[Requirement] Set the material down again exactly, line by line, skipping each picture.

========================================================================

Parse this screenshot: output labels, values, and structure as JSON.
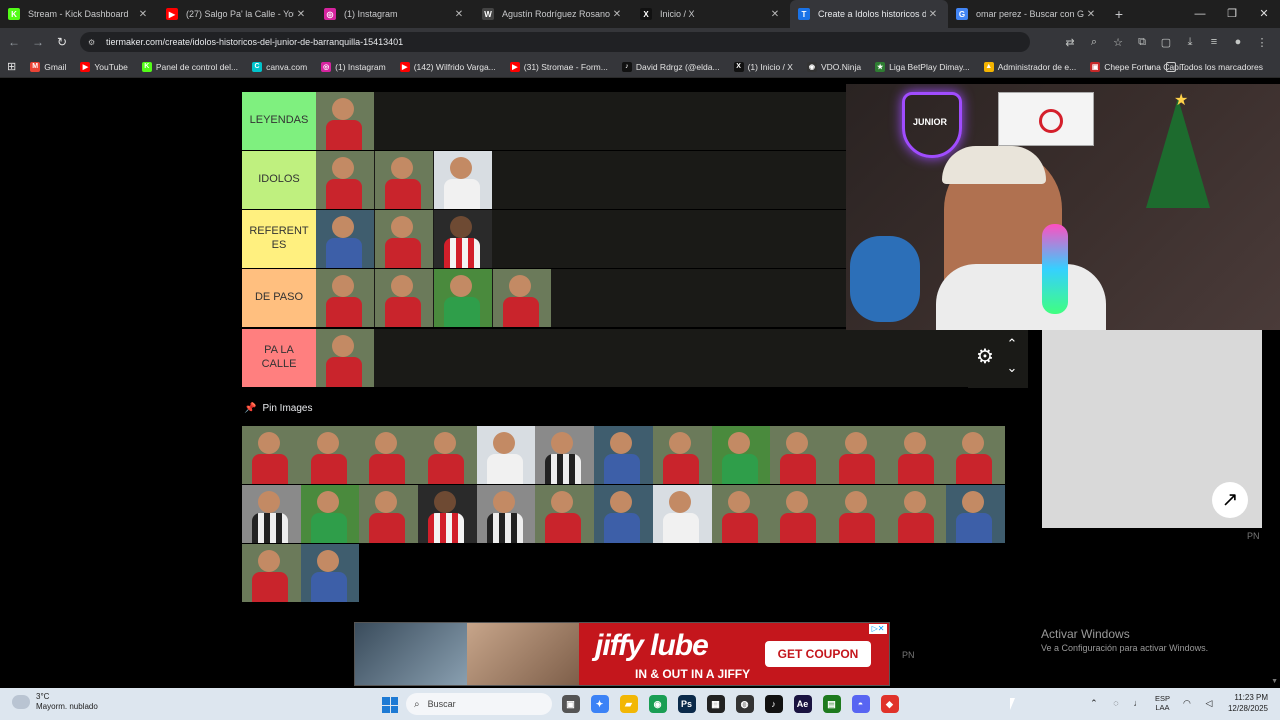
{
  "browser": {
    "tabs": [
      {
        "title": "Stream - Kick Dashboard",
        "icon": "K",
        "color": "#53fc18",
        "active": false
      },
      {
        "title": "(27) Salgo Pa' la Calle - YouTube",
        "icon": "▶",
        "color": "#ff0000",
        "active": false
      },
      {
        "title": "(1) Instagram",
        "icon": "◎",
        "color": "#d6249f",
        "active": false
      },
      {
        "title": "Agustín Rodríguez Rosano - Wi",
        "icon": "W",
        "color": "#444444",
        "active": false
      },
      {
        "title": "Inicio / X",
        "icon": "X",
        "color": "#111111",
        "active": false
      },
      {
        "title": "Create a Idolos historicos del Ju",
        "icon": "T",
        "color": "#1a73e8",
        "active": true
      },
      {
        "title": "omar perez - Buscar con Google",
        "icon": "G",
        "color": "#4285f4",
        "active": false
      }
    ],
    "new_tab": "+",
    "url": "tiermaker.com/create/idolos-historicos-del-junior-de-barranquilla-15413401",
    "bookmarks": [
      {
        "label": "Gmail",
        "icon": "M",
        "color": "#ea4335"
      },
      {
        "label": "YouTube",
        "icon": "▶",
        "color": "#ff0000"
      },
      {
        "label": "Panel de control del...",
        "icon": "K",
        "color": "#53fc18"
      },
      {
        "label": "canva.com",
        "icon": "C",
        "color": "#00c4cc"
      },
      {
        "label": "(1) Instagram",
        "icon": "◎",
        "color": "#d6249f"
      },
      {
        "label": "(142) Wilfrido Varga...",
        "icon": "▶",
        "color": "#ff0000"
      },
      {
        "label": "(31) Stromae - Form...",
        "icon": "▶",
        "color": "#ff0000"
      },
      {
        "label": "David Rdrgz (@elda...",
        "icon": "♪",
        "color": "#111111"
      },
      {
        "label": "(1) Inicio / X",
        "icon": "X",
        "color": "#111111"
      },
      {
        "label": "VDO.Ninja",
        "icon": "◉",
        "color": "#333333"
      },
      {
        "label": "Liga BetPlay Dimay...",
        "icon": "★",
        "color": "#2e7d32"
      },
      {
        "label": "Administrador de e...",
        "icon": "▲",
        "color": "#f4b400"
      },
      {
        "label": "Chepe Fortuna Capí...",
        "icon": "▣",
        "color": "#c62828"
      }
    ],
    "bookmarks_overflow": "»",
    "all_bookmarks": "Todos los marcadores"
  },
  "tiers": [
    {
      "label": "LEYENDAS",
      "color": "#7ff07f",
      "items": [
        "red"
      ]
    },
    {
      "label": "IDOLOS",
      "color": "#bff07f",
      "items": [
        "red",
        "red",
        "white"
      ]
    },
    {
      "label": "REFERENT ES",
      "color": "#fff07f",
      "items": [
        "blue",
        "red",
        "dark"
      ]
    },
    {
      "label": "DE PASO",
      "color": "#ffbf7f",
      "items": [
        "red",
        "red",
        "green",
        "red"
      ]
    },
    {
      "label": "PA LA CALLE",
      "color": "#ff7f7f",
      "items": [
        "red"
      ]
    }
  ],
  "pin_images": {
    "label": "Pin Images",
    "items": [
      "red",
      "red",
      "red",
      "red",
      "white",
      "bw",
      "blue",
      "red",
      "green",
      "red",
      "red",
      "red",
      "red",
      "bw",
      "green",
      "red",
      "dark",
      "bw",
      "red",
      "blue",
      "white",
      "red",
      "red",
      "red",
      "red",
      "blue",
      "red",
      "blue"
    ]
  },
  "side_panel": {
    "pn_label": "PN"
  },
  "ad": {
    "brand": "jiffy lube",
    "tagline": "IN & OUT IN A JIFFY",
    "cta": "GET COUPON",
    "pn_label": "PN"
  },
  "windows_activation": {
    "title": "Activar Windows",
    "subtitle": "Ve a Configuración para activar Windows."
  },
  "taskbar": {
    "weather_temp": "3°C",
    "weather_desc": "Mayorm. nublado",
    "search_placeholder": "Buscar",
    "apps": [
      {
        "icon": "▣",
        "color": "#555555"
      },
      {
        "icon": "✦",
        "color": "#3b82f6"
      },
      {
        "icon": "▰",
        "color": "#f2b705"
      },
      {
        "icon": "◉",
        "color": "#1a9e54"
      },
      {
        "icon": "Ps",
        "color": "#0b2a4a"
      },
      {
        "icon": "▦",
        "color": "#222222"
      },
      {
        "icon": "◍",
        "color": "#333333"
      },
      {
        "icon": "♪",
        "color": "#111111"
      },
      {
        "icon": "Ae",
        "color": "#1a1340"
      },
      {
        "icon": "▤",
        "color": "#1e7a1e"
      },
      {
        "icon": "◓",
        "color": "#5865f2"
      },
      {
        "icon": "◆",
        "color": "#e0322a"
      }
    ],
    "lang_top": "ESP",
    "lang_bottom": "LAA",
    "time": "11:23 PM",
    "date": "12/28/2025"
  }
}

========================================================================

[Exercise answer]
Parse this screenshot: output labels, values, and structure as JSON.
{
  "browser": {
    "tabs": [
      {
        "title": "Stream - Kick Dashboard",
        "icon": "K",
        "color": "#53fc18",
        "active": false
      },
      {
        "title": "(27) Salgo Pa' la Calle - YouTube",
        "icon": "▶",
        "color": "#ff0000",
        "active": false
      },
      {
        "title": "(1) Instagram",
        "icon": "◎",
        "color": "#d6249f",
        "active": false
      },
      {
        "title": "Agustín Rodríguez Rosano - Wi",
        "icon": "W",
        "color": "#444444",
        "active": false
      },
      {
        "title": "Inicio / X",
        "icon": "X",
        "color": "#111111",
        "active": false
      },
      {
        "title": "Create a Idolos historicos del Ju",
        "icon": "T",
        "color": "#1a73e8",
        "active": true
      },
      {
        "title": "omar perez - Buscar con Google",
        "icon": "G",
        "color": "#4285f4",
        "active": false
      }
    ],
    "new_tab": "+",
    "url": "tiermaker.com/create/idolos-historicos-del-junior-de-barranquilla-15413401",
    "bookmarks": [
      {
        "label": "Gmail",
        "icon": "M",
        "color": "#ea4335"
      },
      {
        "label": "YouTube",
        "icon": "▶",
        "color": "#ff0000"
      },
      {
        "label": "Panel de control del...",
        "icon": "K",
        "color": "#53fc18"
      },
      {
        "label": "canva.com",
        "icon": "C",
        "color": "#00c4cc"
      },
      {
        "label": "(1) Instagram",
        "icon": "◎",
        "color": "#d6249f"
      },
      {
        "label": "(142) Wilfrido Varga...",
        "icon": "▶",
        "color": "#ff0000"
      },
      {
        "label": "(31) Stromae - Form...",
        "icon": "▶",
        "color": "#ff0000"
      },
      {
        "label": "David Rdrgz (@elda...",
        "icon": "♪",
        "color": "#111111"
      },
      {
        "label": "(1) Inicio / X",
        "icon": "X",
        "color": "#111111"
      },
      {
        "label": "VDO.Ninja",
        "icon": "◉",
        "color": "#333333"
      },
      {
        "label": "Liga BetPlay Dimay...",
        "icon": "★",
        "color": "#2e7d32"
      },
      {
        "label": "Administrador de e...",
        "icon": "▲",
        "color": "#f4b400"
      },
      {
        "label": "Chepe Fortuna Capí...",
        "icon": "▣",
        "color": "#c62828"
      }
    ],
    "bookmarks_overflow": "»",
    "all_bookmarks": "Todos los marcadores"
  },
  "tiers": [
    {
      "label": "LEYENDAS",
      "color": "#7ff07f",
      "items": [
        "red"
      ]
    },
    {
      "label": "IDOLOS",
      "color": "#bff07f",
      "items": [
        "red",
        "red",
        "white"
      ]
    },
    {
      "label": "REFERENT ES",
      "color": "#fff07f",
      "items": [
        "blue",
        "red",
        "dark"
      ]
    },
    {
      "label": "DE PASO",
      "color": "#ffbf7f",
      "items": [
        "red",
        "red",
        "green",
        "red"
      ]
    },
    {
      "label": "PA LA CALLE",
      "color": "#ff7f7f",
      "items": [
        "red"
      ]
    }
  ],
  "pin_images": {
    "label": "Pin Images",
    "items": [
      "red",
      "red",
      "red",
      "red",
      "white",
      "bw",
      "blue",
      "red",
      "green",
      "red",
      "red",
      "red",
      "red",
      "bw",
      "green",
      "red",
      "dark",
      "bw",
      "red",
      "blue",
      "white",
      "red",
      "red",
      "red",
      "red",
      "blue",
      "red",
      "blue"
    ]
  },
  "side_panel": {
    "pn_label": "PN"
  },
  "ad": {
    "brand": "jiffy lube",
    "tagline": "IN & OUT IN A JIFFY",
    "cta": "GET COUPON",
    "pn_label": "PN"
  },
  "windows_activation": {
    "title": "Activar Windows",
    "subtitle": "Ve a Configuración para activar Windows."
  },
  "taskbar": {
    "weather_temp": "3°C",
    "weather_desc": "Mayorm. nublado",
    "search_placeholder": "Buscar",
    "apps": [
      {
        "icon": "▣",
        "color": "#555555"
      },
      {
        "icon": "✦",
        "color": "#3b82f6"
      },
      {
        "icon": "▰",
        "color": "#f2b705"
      },
      {
        "icon": "◉",
        "color": "#1a9e54"
      },
      {
        "icon": "Ps",
        "color": "#0b2a4a"
      },
      {
        "icon": "▦",
        "color": "#222222"
      },
      {
        "icon": "◍",
        "color": "#333333"
      },
      {
        "icon": "♪",
        "color": "#111111"
      },
      {
        "icon": "Ae",
        "color": "#1a1340"
      },
      {
        "icon": "▤",
        "color": "#1e7a1e"
      },
      {
        "icon": "◓",
        "color": "#5865f2"
      },
      {
        "icon": "◆",
        "color": "#e0322a"
      }
    ],
    "lang_top": "ESP",
    "lang_bottom": "LAA",
    "time": "11:23 PM",
    "date": "12/28/2025"
  }
}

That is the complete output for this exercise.